In the back yard, Mommie had chickens and a rooster that would chase us around the chicken yard like a dog chasing cats. And, if we didn’t or couldn’t out run the ol’ rooster, our legs would get a peckin’ that hurt worse than a keen peach tree limb switching across them.

Pop had a horse named Betty that was on her last stop before the glue factory. But, to us, Betty was a fine horse. She would ride us around the chicken yard and through the pecan orchard. She would stand perfectly still while we jumped from a tree limb onto her back just like the cowboys did in the picture show.

Pop’s cows doubled as horses when the notion struck us. We’d have a great time riding them around the catch pen until Pop came along and whacked us on our backsides with his walking stick.

Mommie had a milk cow that sometimes gave chocolate milk. Daisy Mae was a brown cow so she was likely to give chocolate milk. White cows gave white milk and spotted cows gave buttermilk but brown cows could give chocolate milk, if they took a notion.

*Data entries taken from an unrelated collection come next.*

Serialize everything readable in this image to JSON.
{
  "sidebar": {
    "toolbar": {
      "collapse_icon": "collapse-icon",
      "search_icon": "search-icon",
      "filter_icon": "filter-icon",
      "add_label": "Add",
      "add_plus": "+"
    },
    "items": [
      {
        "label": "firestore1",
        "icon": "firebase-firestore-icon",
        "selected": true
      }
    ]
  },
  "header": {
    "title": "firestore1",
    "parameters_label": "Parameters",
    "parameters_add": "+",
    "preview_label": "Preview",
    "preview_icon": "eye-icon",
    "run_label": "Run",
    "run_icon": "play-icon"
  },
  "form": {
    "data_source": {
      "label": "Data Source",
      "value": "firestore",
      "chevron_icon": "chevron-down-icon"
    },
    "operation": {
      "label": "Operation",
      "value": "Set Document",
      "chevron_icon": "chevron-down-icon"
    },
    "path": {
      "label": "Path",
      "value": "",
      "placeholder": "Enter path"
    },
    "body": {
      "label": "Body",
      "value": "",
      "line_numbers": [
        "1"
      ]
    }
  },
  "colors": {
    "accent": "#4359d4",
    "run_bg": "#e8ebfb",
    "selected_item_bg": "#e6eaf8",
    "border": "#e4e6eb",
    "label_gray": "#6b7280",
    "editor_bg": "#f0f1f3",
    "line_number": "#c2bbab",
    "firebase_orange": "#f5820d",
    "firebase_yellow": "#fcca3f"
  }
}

I never saw Daisy Mae give chocolate milk. She always gave that while we were in school.

We always had fresh butter that Mommie made in a cake and put a design on top with the butter knife. We had fresh vegetables from the garden and strawberries in the early summer. We had peach trees and a scup’non arbor.

The gatherings from the garden were canned and the pantry was our Piggly Wiggly.

There was always an ol’ hog in the pen getting fattened to lay down its life when the first cold spell came along in the fall.

We’d pull corn, before it was ready, to make corn shuck dolls. We fought wars with the cobs.

My family owned the ice plant and people would bring their co-colas and watermelons to be cooled down on those hot summer days. “Me and Jimmy” would get to crush ice and make snow cones for the young’uns that came with their daddies to get ice. We were very popular in the summertime.

When the cotton was ready to be picked in the fall, we would go to the fields but that was about all we’d do out there. The barn would be filled with cottonseed and we’d swing from the rafter and land in soft stuff head first, feet first, on our backs and belly up. Not even Mr. Walt Disney could conjure up as much fun as we had playing in the cottonseed.

There was no thrill to compare with being a part of the gin crowd. And, there’s no mountain as high as the stacks of cotton bales on the ginyard. We’d go across the railroad tracks to Mr. Tom Conner’s store and get an Orange Crush and a pack of cheese crackers and climb up Mount Cotton Bale and listen to the farmers tell tall tales. I was fascinated by that way of life.

Sadly, I can’t go back to those days but I’ll always cherish the memory of them and the times I was a real-life, country kind of gal..


Jaine Treadwell is features editor of The Messenger. Contact her at